Unlike wasps, bees are not deemed to be a nuisance and will rarely sting unless threatened. There are over 250 kinds of bees in Britain. The most familiar bumble bees and honey bees (pictured above) live in colonies and belong to a group known as the social bees. The majority of other species do not live in colonies and are solitary bees.
These are to be found in many gardens during Spring and Summer but go largely unobserved. Common species include the masonry, mining and leaf cutter bees. Solitary bees do not swarm and are unlikely to sting unless they are handled or their nest disturbed
The female is often seen constructing a tiny tunnel in a wall normally in the pointing between the bricks where she lays a single egg.
There is no treatment, the only answer is to repoint the area after the new adult bee emerges.
They are brown and yellow in colour and smaller than the bumble bee. They are the species kept by man in hives from which honey and wax are made. The numbers can vary in a colony from 40 – 50,000 at the height of the season in July. Those born at the end of summer however survive the winter living on stored honey
If a hive is overcrowded, bees may emerge in a dense cloud and headed by the queen, settle on a branch or tree. If left, scout bees will eventually find a sheltered situation and start a new colony
Larger and rounder than honey bees and often they produce a deep buzzing sound. Bumble bees build small round grass nests, often under buildings or in holes in the ground. They do not swarm nor do they sting unless the nest is disturbed. If at all possible, bumble bee nests should be left undisturbed for at the end of the Summer all bees except the queen will die and the nest is abandoned.

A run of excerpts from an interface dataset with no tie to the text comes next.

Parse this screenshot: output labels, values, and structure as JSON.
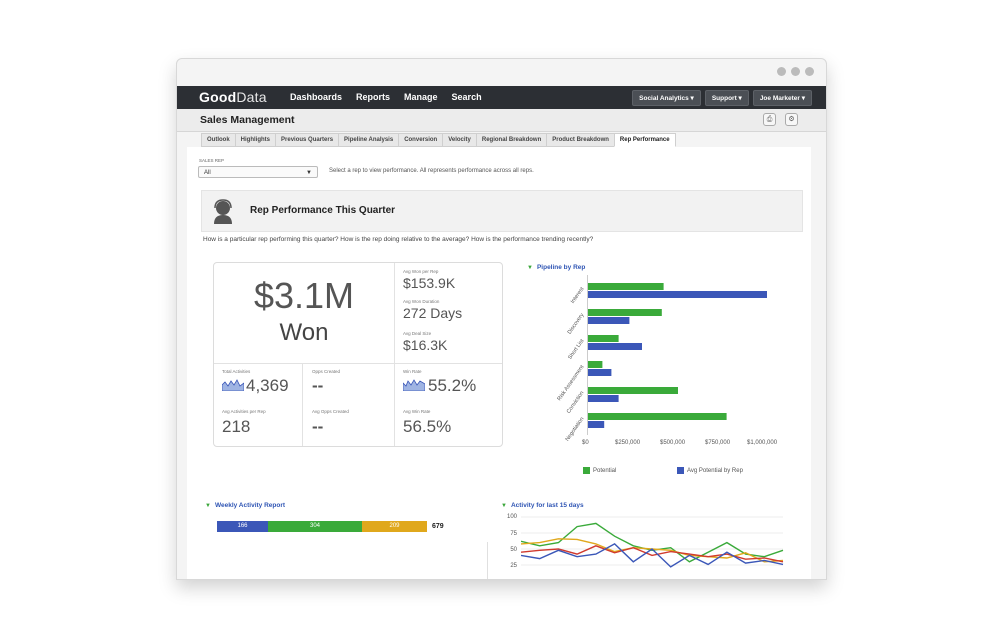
{
  "brand": {
    "name_bold": "Good",
    "name_light": "Data"
  },
  "nav": [
    "Dashboards",
    "Reports",
    "Manage",
    "Search"
  ],
  "top_buttons": [
    "Social Analytics ▾",
    "Support ▾",
    "Joe Marketer ▾"
  ],
  "page_title": "Sales Management",
  "tabs": [
    "Outlook",
    "Highlights",
    "Previous Quarters",
    "Pipeline Analysis",
    "Conversion",
    "Velocity",
    "Regional Breakdown",
    "Product Breakdown",
    "Rep Performance"
  ],
  "active_tab": "Rep Performance",
  "filter": {
    "label": "SALES REP",
    "value": "All",
    "hint": "Select a rep to view performance. All represents performance across all reps."
  },
  "banner_title": "Rep Performance This Quarter",
  "question": "How is a particular rep performing this quarter?  How is the rep doing relative to the average?  How is the performance trending recently?",
  "kpi": {
    "big_value": "$3.1M",
    "big_label": "Won",
    "avg_won_label": "Avg Won per Rep",
    "avg_won_value": "$153.9K",
    "avg_dur_label": "Avg Won Duration",
    "avg_dur_value": "272 Days",
    "avg_deal_label": "Avg Deal Size",
    "avg_deal_value": "$16.3K",
    "total_act_label": "Total Activities",
    "total_act_value": "4,369",
    "opps_label": "Opps Created",
    "opps_value": "--",
    "winrate_label": "Win Rate",
    "winrate_value": "55.2%",
    "avg_act_label": "Avg Activities per Rep",
    "avg_act_value": "218",
    "avg_opps_label": "Avg Opps Created",
    "avg_opps_value": "--",
    "avg_winrate_label": "Avg Win Rate",
    "avg_winrate_value": "56.5%"
  },
  "pipeline": {
    "title": "Pipeline by Rep",
    "legend": [
      "Potential",
      "Avg Potential by Rep"
    ],
    "colors": {
      "potential": "#3aaa3a",
      "avg": "#3b57b8"
    }
  },
  "weekly": {
    "title": "Weekly Activity Report",
    "total": "679",
    "segments": [
      {
        "value": "166",
        "color": "#3b57b8"
      },
      {
        "value": "304",
        "color": "#3aaa3a"
      },
      {
        "value": "209",
        "color": "#e0a81c"
      }
    ]
  },
  "activity": {
    "title": "Activity for last 15 days",
    "yticks": [
      "100",
      "75",
      "50",
      "25"
    ]
  },
  "chart_data": [
    {
      "type": "bar",
      "title": "Pipeline by Rep",
      "orientation": "horizontal",
      "categories": [
        "Interest",
        "Discovery",
        "Short List",
        "Risk Assessment",
        "Conviction",
        "Negotiation"
      ],
      "series": [
        {
          "name": "Potential",
          "values": [
            420000,
            410000,
            170000,
            80000,
            500000,
            770000
          ]
        },
        {
          "name": "Avg Potential by Rep",
          "values": [
            1000000,
            230000,
            300000,
            130000,
            170000,
            90000
          ]
        }
      ],
      "xlim": [
        0,
        1000000
      ],
      "xticks": [
        "$0",
        "$250,000",
        "$500,000",
        "$750,000",
        "$1,000,000"
      ],
      "legend": "bottom"
    },
    {
      "type": "line",
      "title": "Activity for last 15 days",
      "ylim": [
        0,
        100
      ],
      "yticks": [
        25,
        50,
        75,
        100
      ],
      "series": [
        {
          "color": "#3aaa3a",
          "values": [
            62,
            55,
            60,
            85,
            90,
            70,
            55,
            48,
            52,
            30,
            45,
            60,
            42,
            38,
            48
          ]
        },
        {
          "color": "#e0a81c",
          "values": [
            58,
            60,
            66,
            65,
            58,
            46,
            52,
            50,
            48,
            40,
            38,
            36,
            44,
            30,
            32
          ]
        },
        {
          "color": "#d03a2e",
          "values": [
            45,
            48,
            50,
            42,
            55,
            44,
            52,
            40,
            46,
            42,
            38,
            42,
            34,
            36,
            30
          ]
        },
        {
          "color": "#3b57b8",
          "values": [
            40,
            35,
            48,
            38,
            42,
            58,
            30,
            50,
            22,
            40,
            26,
            45,
            28,
            32,
            26
          ]
        }
      ]
    }
  ]
}
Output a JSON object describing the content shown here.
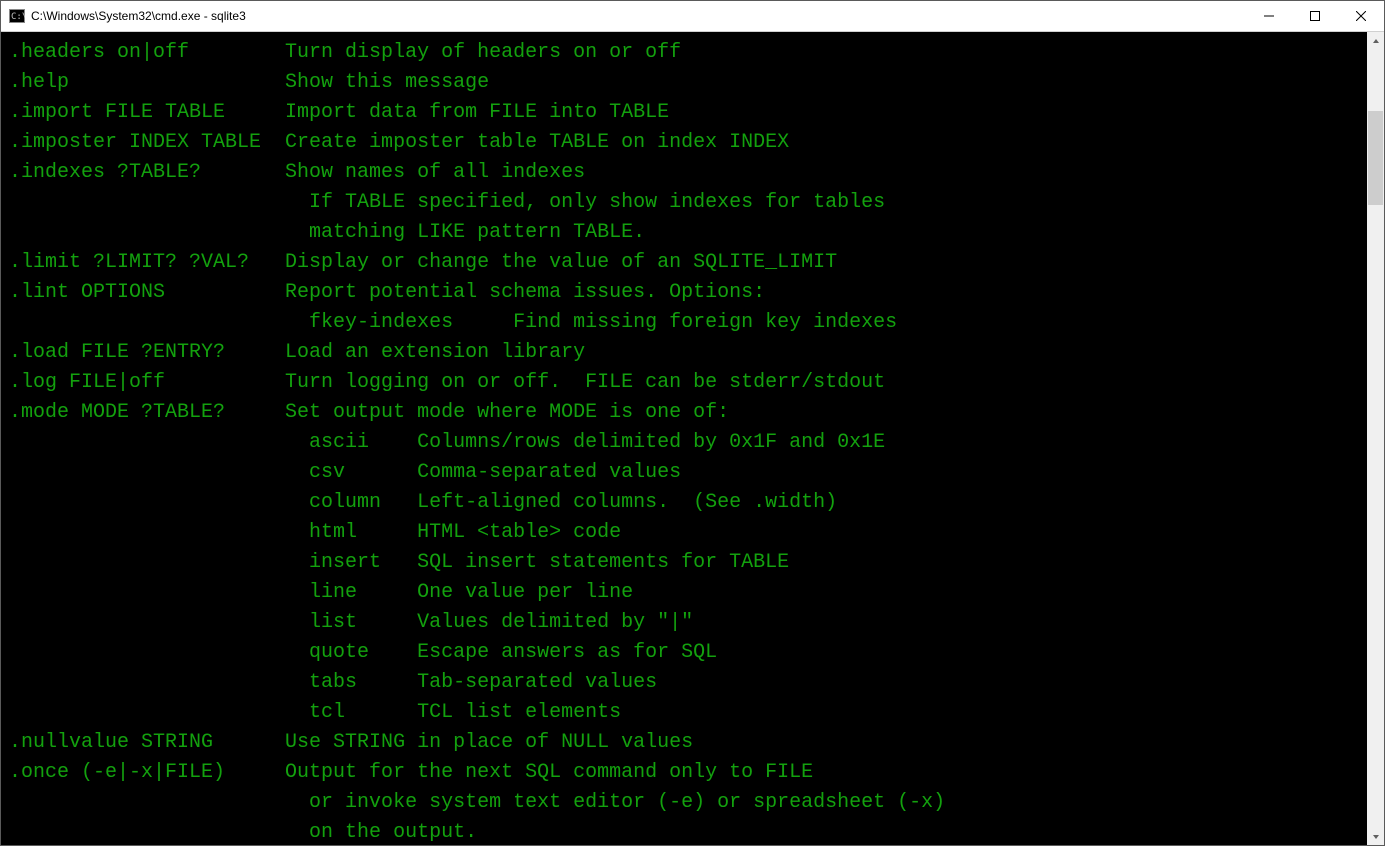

Bees are not dealt with by the pest control officer but if you do have a problem with a swarm contact us and we will contact a local beekeeper who may be able to take the swarm away.